[What the exercise asks]: From the first line to the last, output the material exactly.

[Input]:
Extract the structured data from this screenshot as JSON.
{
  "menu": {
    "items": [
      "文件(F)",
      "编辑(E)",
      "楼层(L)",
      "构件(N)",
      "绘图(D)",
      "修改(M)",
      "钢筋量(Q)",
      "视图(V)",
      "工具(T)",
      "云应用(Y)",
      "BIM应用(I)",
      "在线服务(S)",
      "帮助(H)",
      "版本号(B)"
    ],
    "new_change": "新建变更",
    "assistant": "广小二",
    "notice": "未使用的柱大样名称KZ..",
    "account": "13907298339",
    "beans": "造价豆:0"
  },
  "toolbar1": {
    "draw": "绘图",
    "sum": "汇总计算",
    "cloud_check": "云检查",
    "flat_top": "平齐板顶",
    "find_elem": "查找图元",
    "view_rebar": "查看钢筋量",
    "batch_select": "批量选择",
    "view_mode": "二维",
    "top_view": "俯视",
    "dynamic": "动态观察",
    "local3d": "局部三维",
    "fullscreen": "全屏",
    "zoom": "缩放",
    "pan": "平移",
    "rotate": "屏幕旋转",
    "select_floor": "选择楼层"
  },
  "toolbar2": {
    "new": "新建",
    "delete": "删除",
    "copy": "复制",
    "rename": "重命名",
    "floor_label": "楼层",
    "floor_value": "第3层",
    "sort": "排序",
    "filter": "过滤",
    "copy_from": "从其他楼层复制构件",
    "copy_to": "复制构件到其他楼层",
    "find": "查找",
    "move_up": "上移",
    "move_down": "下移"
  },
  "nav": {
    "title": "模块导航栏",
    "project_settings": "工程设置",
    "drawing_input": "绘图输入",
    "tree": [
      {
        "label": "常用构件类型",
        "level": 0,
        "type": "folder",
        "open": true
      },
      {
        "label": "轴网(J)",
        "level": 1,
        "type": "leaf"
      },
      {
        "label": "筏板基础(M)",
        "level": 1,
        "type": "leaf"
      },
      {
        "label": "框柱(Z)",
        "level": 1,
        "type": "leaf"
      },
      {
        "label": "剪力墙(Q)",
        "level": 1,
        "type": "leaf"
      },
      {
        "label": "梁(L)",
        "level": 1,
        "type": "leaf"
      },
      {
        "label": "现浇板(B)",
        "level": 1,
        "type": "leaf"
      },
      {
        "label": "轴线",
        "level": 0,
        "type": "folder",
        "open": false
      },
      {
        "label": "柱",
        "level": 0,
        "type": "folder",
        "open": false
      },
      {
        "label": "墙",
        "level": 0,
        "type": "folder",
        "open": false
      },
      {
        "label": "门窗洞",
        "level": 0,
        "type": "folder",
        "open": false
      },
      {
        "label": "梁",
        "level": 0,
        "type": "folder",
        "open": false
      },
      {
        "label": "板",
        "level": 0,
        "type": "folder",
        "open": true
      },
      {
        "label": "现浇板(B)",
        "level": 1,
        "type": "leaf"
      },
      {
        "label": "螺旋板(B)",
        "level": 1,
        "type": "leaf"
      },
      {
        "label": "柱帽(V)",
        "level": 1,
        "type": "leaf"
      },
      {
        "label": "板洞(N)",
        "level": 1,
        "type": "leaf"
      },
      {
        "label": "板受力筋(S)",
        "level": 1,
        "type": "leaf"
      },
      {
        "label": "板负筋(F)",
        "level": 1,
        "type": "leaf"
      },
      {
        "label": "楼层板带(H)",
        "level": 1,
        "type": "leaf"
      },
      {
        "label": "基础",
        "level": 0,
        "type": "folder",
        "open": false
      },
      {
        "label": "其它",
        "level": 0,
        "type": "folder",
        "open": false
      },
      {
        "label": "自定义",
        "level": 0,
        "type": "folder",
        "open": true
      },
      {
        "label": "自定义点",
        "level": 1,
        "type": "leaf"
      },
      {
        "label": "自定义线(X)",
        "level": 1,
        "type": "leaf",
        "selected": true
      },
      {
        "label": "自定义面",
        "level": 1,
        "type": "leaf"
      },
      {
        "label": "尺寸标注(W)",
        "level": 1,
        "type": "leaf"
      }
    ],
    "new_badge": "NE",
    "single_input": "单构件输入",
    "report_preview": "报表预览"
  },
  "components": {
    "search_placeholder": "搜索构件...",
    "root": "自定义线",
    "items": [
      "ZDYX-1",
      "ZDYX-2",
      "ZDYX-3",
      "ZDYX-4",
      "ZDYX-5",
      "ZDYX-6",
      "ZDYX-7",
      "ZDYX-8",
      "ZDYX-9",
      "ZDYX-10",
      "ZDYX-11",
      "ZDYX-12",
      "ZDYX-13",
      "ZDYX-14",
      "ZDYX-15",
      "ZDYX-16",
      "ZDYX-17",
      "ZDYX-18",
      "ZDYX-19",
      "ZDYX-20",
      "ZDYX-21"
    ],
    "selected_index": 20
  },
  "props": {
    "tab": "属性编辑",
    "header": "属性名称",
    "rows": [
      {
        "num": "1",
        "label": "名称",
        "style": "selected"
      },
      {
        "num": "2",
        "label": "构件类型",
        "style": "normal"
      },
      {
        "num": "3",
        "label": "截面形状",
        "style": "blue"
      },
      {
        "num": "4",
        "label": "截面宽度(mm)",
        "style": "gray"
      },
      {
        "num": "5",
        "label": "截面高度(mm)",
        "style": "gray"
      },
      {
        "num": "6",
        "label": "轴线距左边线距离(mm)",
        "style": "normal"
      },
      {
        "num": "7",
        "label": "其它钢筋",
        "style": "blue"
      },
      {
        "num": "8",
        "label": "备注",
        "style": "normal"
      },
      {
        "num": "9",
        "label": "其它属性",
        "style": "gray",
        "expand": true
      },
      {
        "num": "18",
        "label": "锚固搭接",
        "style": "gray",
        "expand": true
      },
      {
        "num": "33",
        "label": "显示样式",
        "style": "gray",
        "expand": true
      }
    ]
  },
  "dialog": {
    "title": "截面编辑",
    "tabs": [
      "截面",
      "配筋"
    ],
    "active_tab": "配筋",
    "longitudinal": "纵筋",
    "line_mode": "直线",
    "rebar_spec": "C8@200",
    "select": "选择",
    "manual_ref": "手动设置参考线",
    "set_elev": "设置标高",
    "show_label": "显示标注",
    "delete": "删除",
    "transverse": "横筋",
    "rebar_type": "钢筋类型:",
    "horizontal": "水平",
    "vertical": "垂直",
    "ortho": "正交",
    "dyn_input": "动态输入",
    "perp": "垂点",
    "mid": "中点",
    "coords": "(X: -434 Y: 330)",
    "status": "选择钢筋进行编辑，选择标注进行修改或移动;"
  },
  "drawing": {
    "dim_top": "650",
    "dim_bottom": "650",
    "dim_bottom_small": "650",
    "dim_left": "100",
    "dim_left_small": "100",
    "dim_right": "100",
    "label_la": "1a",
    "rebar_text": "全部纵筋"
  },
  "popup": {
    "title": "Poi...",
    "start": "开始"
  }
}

[Expected answer]:
Extract the structured data from this screenshot as JSON.
{
  "menu": {
    "items": [
      "文件(F)",
      "编辑(E)",
      "楼层(L)",
      "构件(N)",
      "绘图(D)",
      "修改(M)",
      "钢筋量(Q)",
      "视图(V)",
      "工具(T)",
      "云应用(Y)",
      "BIM应用(I)",
      "在线服务(S)",
      "帮助(H)",
      "版本号(B)"
    ],
    "new_change": "新建变更",
    "assistant": "广小二",
    "notice": "未使用的柱大样名称KZ..",
    "account": "13907298339",
    "beans": "造价豆:0"
  },
  "toolbar1": {
    "draw": "绘图",
    "sum": "汇总计算",
    "cloud_check": "云检查",
    "flat_top": "平齐板顶",
    "find_elem": "查找图元",
    "view_rebar": "查看钢筋量",
    "batch_select": "批量选择",
    "view_mode": "二维",
    "top_view": "俯视",
    "dynamic": "动态观察",
    "local3d": "局部三维",
    "fullscreen": "全屏",
    "zoom": "缩放",
    "pan": "平移",
    "rotate": "屏幕旋转",
    "select_floor": "选择楼层"
  },
  "toolbar2": {
    "new": "新建",
    "delete": "删除",
    "copy": "复制",
    "rename": "重命名",
    "floor_label": "楼层",
    "floor_value": "第3层",
    "sort": "排序",
    "filter": "过滤",
    "copy_from": "从其他楼层复制构件",
    "copy_to": "复制构件到其他楼层",
    "find": "查找",
    "move_up": "上移",
    "move_down": "下移"
  },
  "nav": {
    "title": "模块导航栏",
    "project_settings": "工程设置",
    "drawing_input": "绘图输入",
    "tree": [
      {
        "label": "常用构件类型",
        "level": 0,
        "type": "folder",
        "open": true
      },
      {
        "label": "轴网(J)",
        "level": 1,
        "type": "leaf"
      },
      {
        "label": "筏板基础(M)",
        "level": 1,
        "type": "leaf"
      },
      {
        "label": "框柱(Z)",
        "level": 1,
        "type": "leaf"
      },
      {
        "label": "剪力墙(Q)",
        "level": 1,
        "type": "leaf"
      },
      {
        "label": "梁(L)",
        "level": 1,
        "type": "leaf"
      },
      {
        "label": "现浇板(B)",
        "level": 1,
        "type": "leaf"
      },
      {
        "label": "轴线",
        "level": 0,
        "type": "folder",
        "open": false
      },
      {
        "label": "柱",
        "level": 0,
        "type": "folder",
        "open": false
      },
      {
        "label": "墙",
        "level": 0,
        "type": "folder",
        "open": false
      },
      {
        "label": "门窗洞",
        "level": 0,
        "type": "folder",
        "open": false
      },
      {
        "label": "梁",
        "level": 0,
        "type": "folder",
        "open": false
      },
      {
        "label": "板",
        "level": 0,
        "type": "folder",
        "open": true
      },
      {
        "label": "现浇板(B)",
        "level": 1,
        "type": "leaf"
      },
      {
        "label": "螺旋板(B)",
        "level": 1,
        "type": "leaf"
      },
      {
        "label": "柱帽(V)",
        "level": 1,
        "type": "leaf"
      },
      {
        "label": "板洞(N)",
        "level": 1,
        "type": "leaf"
      },
      {
        "label": "板受力筋(S)",
        "level": 1,
        "type": "leaf"
      },
      {
        "label": "板负筋(F)",
        "level": 1,
        "type": "leaf"
      },
      {
        "label": "楼层板带(H)",
        "level": 1,
        "type": "leaf"
      },
      {
        "label": "基础",
        "level": 0,
        "type": "folder",
        "open": false
      },
      {
        "label": "其它",
        "level": 0,
        "type": "folder",
        "open": false
      },
      {
        "label": "自定义",
        "level": 0,
        "type": "folder",
        "open": true
      },
      {
        "label": "自定义点",
        "level": 1,
        "type": "leaf"
      },
      {
        "label": "自定义线(X)",
        "level": 1,
        "type": "leaf",
        "selected": true
      },
      {
        "label": "自定义面",
        "level": 1,
        "type": "leaf"
      },
      {
        "label": "尺寸标注(W)",
        "level": 1,
        "type": "leaf"
      }
    ],
    "new_badge": "NE",
    "single_input": "单构件输入",
    "report_preview": "报表预览"
  },
  "components": {
    "search_placeholder": "搜索构件...",
    "root": "自定义线",
    "items": [
      "ZDYX-1",
      "ZDYX-2",
      "ZDYX-3",
      "ZDYX-4",
      "ZDYX-5",
      "ZDYX-6",
      "ZDYX-7",
      "ZDYX-8",
      "ZDYX-9",
      "ZDYX-10",
      "ZDYX-11",
      "ZDYX-12",
      "ZDYX-13",
      "ZDYX-14",
      "ZDYX-15",
      "ZDYX-16",
      "ZDYX-17",
      "ZDYX-18",
      "ZDYX-19",
      "ZDYX-20",
      "ZDYX-21"
    ],
    "selected_index": 20
  },
  "props": {
    "tab": "属性编辑",
    "header": "属性名称",
    "rows": [
      {
        "num": "1",
        "label": "名称",
        "style": "selected"
      },
      {
        "num": "2",
        "label": "构件类型",
        "style": "normal"
      },
      {
        "num": "3",
        "label": "截面形状",
        "style": "blue"
      },
      {
        "num": "4",
        "label": "截面宽度(mm)",
        "style": "gray"
      },
      {
        "num": "5",
        "label": "截面高度(mm)",
        "style": "gray"
      },
      {
        "num": "6",
        "label": "轴线距左边线距离(mm)",
        "style": "normal"
      },
      {
        "num": "7",
        "label": "其它钢筋",
        "style": "blue"
      },
      {
        "num": "8",
        "label": "备注",
        "style": "normal"
      },
      {
        "num": "9",
        "label": "其它属性",
        "style": "gray",
        "expand": true
      },
      {
        "num": "18",
        "label": "锚固搭接",
        "style": "gray",
        "expand": true
      },
      {
        "num": "33",
        "label": "显示样式",
        "style": "gray",
        "expand": true
      }
    ]
  },
  "dialog": {
    "title": "截面编辑",
    "tabs": [
      "截面",
      "配筋"
    ],
    "active_tab": "配筋",
    "longitudinal": "纵筋",
    "line_mode": "直线",
    "rebar_spec": "C8@200",
    "select": "选择",
    "manual_ref": "手动设置参考线",
    "set_elev": "设置标高",
    "show_label": "显示标注",
    "delete": "删除",
    "transverse": "横筋",
    "rebar_type": "钢筋类型:",
    "horizontal": "水平",
    "vertical": "垂直",
    "ortho": "正交",
    "dyn_input": "动态输入",
    "perp": "垂点",
    "mid": "中点",
    "coords": "(X: -434 Y: 330)",
    "status": "选择钢筋进行编辑，选择标注进行修改或移动;"
  },
  "drawing": {
    "dim_top": "650",
    "dim_bottom": "650",
    "dim_bottom_small": "650",
    "dim_left": "100",
    "dim_left_small": "100",
    "dim_right": "100",
    "label_la": "1a",
    "rebar_text": "全部纵筋"
  },
  "popup": {
    "title": "Poi...",
    "start": "开始"
  }
}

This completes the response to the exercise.